▶ **EXERCISE**:
Only lines with the word "options" are needed; collect each of them from the listing below.

————————

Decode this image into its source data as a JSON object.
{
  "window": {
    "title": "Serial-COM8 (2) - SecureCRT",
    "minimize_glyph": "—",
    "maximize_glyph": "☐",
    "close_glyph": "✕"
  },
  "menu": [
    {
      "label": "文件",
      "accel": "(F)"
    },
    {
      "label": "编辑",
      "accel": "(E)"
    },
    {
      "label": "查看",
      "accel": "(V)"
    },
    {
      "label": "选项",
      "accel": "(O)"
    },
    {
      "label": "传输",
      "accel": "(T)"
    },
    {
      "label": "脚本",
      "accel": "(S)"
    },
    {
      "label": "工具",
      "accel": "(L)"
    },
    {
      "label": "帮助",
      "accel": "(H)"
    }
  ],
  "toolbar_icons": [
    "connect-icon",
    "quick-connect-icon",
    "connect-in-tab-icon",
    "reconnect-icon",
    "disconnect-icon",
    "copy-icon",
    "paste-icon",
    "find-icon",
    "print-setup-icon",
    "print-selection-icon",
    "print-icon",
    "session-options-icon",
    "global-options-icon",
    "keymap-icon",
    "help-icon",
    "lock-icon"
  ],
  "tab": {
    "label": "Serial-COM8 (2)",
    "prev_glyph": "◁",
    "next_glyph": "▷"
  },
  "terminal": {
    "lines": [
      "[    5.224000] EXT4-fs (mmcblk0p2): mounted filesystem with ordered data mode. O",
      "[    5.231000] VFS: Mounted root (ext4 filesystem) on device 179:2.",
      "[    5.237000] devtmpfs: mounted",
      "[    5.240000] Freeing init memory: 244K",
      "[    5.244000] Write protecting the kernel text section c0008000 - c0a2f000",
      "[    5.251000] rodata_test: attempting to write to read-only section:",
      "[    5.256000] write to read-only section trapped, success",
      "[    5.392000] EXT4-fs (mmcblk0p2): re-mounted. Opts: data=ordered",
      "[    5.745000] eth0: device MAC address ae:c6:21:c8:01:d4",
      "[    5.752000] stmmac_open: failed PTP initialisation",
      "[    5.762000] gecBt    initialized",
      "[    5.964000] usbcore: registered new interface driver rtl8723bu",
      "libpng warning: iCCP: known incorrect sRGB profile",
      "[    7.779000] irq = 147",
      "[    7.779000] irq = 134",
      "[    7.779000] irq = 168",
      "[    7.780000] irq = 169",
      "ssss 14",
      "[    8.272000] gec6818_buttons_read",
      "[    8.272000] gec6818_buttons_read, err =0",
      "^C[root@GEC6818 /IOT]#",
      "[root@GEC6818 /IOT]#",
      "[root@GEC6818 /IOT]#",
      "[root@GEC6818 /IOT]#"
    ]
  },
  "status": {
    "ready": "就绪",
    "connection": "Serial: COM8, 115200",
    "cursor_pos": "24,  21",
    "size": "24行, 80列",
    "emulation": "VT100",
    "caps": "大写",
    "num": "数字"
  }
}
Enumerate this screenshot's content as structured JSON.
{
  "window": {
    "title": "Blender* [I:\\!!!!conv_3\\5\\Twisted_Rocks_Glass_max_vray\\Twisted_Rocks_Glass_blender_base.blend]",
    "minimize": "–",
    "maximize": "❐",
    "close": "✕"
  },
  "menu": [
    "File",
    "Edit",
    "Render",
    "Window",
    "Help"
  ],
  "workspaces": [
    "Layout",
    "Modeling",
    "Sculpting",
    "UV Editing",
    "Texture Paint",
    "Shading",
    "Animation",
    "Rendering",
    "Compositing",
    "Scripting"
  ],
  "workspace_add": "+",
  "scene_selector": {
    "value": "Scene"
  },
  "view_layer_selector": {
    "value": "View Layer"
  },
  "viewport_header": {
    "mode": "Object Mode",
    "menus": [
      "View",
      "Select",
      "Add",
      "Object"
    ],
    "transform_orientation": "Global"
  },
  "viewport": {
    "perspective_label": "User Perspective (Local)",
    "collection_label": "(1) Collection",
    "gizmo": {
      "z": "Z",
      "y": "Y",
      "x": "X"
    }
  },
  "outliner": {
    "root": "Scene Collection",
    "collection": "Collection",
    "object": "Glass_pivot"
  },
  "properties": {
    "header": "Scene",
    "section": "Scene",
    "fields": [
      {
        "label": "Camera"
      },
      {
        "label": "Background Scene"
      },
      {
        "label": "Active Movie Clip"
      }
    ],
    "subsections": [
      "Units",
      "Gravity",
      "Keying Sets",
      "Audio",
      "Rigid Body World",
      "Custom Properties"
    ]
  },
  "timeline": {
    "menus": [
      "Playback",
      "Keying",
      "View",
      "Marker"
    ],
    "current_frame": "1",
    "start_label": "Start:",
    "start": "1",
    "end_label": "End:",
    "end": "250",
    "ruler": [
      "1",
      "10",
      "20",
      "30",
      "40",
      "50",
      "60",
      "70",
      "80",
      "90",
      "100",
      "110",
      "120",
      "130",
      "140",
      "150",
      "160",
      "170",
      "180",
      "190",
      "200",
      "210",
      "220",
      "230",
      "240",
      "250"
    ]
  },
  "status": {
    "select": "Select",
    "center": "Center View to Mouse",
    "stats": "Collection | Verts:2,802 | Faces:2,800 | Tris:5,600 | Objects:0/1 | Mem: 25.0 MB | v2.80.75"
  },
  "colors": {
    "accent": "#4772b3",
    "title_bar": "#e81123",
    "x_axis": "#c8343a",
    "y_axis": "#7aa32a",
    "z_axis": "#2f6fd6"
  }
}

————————

▶ **ANSWER TO THE PROBLEM**:
    "session-options-icon",
    "global-options-icon",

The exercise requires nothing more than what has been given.